§ WHAT THE EXERCISE ASKS:
The records sit below. Return every line in them that holds the word "Ocultar".

§ Dataset excerpts:
--------
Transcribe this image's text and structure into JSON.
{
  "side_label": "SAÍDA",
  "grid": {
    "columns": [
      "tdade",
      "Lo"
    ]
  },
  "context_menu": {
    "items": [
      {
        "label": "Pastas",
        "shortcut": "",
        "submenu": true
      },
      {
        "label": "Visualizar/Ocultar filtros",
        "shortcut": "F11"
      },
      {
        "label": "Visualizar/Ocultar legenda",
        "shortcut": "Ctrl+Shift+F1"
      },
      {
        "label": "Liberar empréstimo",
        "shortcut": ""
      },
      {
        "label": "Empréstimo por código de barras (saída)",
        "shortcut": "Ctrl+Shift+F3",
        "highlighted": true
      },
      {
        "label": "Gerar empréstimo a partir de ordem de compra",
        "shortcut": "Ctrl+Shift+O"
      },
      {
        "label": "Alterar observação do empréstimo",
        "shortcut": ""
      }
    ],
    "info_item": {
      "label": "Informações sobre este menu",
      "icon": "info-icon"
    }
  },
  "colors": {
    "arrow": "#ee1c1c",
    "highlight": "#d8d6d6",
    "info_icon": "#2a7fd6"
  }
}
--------
§ THE ANSWER:
        "label": "Visualizar/Ocultar filtros",
        "label": "Visualizar/Ocultar legenda",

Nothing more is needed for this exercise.